Consciousness, morality, meaning and truth have perplexed and puzzled generations upon generations of philosophers.
Imagine what it’s like to be a newborn baby. For months, you’ve been all alone in this warm and cozy womb -- your every need catered to. Then suddenly, out of the blue, you’re thrust into a chaotic world, filled with strange new sights and sounds -- and people … lots of people … big people. They’re doing all sorts of things that you have no idea about. And all you can do is lie there, looking helpless, cute, and dumb. Fortunately, babies are a lot smarter than they look. They get their bearings in the world very quickly. Before you know it, these helpless creatures are speaking a language, and having deep insights into the causal structure of the physical world and the moral structure of the social world. Which raises the question: Just how do babies manage to learn so much, so quickly and effortlessly.
There are at least two possible answers to that question, John. One is that babies are so good at figuring things out, because we’re so good at teaching them things.
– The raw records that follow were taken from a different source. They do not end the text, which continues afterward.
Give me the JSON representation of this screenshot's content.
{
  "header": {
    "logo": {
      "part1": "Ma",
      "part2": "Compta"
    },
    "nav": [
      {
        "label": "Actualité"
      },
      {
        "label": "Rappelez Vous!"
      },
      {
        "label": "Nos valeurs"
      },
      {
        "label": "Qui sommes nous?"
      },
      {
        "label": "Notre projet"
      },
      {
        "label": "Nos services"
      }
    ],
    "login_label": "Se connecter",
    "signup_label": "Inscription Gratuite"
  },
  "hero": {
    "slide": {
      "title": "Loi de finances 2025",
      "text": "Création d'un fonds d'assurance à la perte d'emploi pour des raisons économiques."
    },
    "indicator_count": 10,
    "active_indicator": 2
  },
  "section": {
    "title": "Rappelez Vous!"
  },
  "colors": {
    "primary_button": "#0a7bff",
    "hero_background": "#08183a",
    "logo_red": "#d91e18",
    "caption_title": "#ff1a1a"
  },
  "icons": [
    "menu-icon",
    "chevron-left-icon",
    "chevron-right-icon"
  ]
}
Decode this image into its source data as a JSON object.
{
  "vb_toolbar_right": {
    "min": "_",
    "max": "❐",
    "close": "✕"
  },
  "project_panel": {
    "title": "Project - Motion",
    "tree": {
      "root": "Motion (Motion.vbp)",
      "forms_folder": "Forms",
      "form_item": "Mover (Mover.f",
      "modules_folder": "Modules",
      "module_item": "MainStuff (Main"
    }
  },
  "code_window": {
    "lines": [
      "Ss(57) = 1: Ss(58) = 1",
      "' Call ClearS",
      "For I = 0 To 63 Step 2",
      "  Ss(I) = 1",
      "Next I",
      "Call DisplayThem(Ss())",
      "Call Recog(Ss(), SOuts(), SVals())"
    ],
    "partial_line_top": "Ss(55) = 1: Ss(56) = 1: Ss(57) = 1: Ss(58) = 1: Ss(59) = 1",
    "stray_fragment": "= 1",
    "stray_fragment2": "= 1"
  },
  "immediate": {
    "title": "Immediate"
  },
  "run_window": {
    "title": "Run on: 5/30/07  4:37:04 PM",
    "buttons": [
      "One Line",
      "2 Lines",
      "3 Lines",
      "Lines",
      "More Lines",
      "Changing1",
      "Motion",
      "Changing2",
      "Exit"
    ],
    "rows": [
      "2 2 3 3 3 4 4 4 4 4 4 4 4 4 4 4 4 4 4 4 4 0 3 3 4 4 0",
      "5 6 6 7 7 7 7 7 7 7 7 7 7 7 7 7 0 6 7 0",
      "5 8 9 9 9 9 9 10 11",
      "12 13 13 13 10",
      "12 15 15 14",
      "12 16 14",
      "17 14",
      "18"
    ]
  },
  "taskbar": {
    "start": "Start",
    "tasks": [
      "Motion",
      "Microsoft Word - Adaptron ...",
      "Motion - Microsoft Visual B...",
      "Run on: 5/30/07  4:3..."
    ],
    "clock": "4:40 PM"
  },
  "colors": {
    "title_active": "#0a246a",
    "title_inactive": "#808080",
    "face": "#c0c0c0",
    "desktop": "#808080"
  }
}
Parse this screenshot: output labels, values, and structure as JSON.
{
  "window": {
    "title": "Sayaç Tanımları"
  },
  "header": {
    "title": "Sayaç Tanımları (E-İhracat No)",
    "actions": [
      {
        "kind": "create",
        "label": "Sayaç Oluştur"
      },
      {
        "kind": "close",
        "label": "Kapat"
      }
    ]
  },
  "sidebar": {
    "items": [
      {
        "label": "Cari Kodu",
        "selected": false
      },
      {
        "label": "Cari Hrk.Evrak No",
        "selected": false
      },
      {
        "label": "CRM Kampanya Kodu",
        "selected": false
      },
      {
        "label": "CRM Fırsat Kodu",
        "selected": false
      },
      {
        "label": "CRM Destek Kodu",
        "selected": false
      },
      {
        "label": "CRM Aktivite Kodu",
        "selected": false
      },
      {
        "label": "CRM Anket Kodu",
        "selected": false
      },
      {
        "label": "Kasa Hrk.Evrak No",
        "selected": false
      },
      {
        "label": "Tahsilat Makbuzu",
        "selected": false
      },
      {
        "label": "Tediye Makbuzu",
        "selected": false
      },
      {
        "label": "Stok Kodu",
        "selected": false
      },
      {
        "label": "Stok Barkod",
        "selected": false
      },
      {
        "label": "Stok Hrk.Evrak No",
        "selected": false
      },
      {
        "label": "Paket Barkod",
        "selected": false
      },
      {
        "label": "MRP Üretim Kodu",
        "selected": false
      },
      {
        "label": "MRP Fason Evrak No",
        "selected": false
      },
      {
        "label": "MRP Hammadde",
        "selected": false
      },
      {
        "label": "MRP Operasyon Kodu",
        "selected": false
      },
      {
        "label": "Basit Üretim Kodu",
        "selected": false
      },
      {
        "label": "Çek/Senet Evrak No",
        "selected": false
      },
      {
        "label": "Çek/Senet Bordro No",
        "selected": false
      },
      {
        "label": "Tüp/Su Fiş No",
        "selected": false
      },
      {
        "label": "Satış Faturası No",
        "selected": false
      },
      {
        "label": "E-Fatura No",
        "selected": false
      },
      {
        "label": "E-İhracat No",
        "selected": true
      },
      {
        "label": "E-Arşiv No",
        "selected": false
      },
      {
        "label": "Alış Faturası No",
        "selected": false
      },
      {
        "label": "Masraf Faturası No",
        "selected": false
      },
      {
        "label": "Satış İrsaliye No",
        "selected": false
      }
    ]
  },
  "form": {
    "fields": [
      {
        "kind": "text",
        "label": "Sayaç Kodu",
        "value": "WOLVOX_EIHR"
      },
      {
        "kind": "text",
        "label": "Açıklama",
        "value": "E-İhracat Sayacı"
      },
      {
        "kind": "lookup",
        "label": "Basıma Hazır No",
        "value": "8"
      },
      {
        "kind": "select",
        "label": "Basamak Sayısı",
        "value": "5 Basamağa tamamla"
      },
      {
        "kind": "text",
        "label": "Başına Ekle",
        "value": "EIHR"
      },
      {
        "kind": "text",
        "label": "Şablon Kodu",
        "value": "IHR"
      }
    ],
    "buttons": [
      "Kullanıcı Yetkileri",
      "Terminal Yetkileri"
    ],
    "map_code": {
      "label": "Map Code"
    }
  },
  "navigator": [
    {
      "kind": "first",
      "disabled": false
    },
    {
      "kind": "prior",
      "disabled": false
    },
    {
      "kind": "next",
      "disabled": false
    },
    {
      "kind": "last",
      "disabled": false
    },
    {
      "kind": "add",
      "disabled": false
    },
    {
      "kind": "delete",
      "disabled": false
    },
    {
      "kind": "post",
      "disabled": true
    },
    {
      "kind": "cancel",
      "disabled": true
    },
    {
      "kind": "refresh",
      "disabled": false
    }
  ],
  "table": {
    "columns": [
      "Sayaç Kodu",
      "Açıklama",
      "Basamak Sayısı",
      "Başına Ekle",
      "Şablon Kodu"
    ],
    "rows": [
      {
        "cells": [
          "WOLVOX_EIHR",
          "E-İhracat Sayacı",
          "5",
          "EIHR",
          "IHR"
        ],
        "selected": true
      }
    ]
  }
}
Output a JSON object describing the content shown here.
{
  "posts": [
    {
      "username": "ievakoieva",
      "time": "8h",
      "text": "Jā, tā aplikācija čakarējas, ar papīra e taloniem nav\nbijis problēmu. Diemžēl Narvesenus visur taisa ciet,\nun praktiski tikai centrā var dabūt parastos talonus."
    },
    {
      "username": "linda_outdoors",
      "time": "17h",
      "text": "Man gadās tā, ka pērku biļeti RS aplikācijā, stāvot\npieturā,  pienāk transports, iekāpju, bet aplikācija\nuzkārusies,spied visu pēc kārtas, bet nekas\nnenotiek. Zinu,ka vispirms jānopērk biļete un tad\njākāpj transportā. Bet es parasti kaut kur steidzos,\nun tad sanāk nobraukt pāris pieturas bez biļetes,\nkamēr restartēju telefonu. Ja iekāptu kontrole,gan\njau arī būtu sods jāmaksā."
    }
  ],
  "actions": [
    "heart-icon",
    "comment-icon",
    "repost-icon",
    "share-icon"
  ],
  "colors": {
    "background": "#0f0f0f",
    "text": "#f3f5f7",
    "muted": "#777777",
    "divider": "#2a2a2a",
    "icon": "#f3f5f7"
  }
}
That was basically the empiricist view in philosophy and the behaviorist view in psychology. This view supposes that a baby’s mind starts out as a tabula rasa – a blank slate that has nothing written on it. This view grants that babies have an inborn capacity to learn from experience, but it insists that until they actually acquire some experience they won’t know anything. So babies really are born dumb, and our jobs as parents and teachers is to help arrange the kid’s experience so that all of the right things and none of the wrong things are written onto that blank slate.
A second possibility is that although babies appear to be good at learning, they really don’t need to learn much of anything, because they come into the world already knowing a lot more than we think. That’s the nativist view. There's a very long tradition of nativist thinking in philosophy and a somewhat shorter, but still robust tradition of it in psychology, and especially linguistics. So babies are born smart. Think of how effortlessly a kid acquires her first language – not by sitting in boring language classes, reading confusing grammar books, and memorizing long vocabulary lists. We just talk to them. And before you know it, they're talking back.
The speed and reliability with which kids acquire their first language convinces a lot of people that children aren’t blank slates after all. Kids seem to come specially equipped for picking up language – as if they had the basic structure of language hard-wired into their brains right from the start, with their only real problem being to figure out which particular language is being spoken.
The theory of Nativism is attractive, but it can also get pretty extreme. The philosopher Jerry Fodor – an arch nativist if there ever was one -- is famous for arguing that pretty much all concepts are innate. In his view, the only thing a kid really has to learn is which specific words the people around her use to express which of the concepts she already has – as if a baby already knows a lot of physics and mathematics or biology – but just lacks the words to express what it knows... That seems implausible.
But it also doesn’t seem right to say that babies are just blank slates either. There’s clearly a lot going on in babies’ minds right from the start -- much more than empiricists and behaviorists ever imagined. So to figure out exactly what’s inside the minds of babies, we need to move beyond the realm of pure philosophy. We need the help of somebody who doesn’t just think about babies and their brains, but actually digs around in the hidden reaches of the infant mind. That would be our guest, renowned developmental psychologist, Alison Gopnik, author of The Philosophical Baby: What Children’s Minds Tell us about Truth, Love, and the Meaning of Life.
By the way, this episode was recorded in front of live audience at the Marsh Theater. We’ll be back at the Marsh this Sunday, October 9th, to record two new episodes. You can find out more here. Mention the code "friends" and you can get your tickets at a 50% discount. It's going to be a great show. We've got two well-known and well-spoken guests line-up and the discussion will be lively. If you've never been to one of our live shows at the Marsh, you are in for a real treat. We put on show that at involves a lot more than just recording the radio broadcast. Merle Kessler and his partner in crime, Joshua Raul Broady will sing specially composed comedic songs. Our Roving Philosophical Reporter, Caitlin Esch, exploits the possibilities of a live, on stage performance, to turn her typical audio pieces into multi-media treats for both the eyes and the ears. And you get to mingle and meet with the whole crew up close and personal. Plus, you can be part of the show too. So why not come to the Mission and check us out tomorrow. There are still tickets available.
See you there!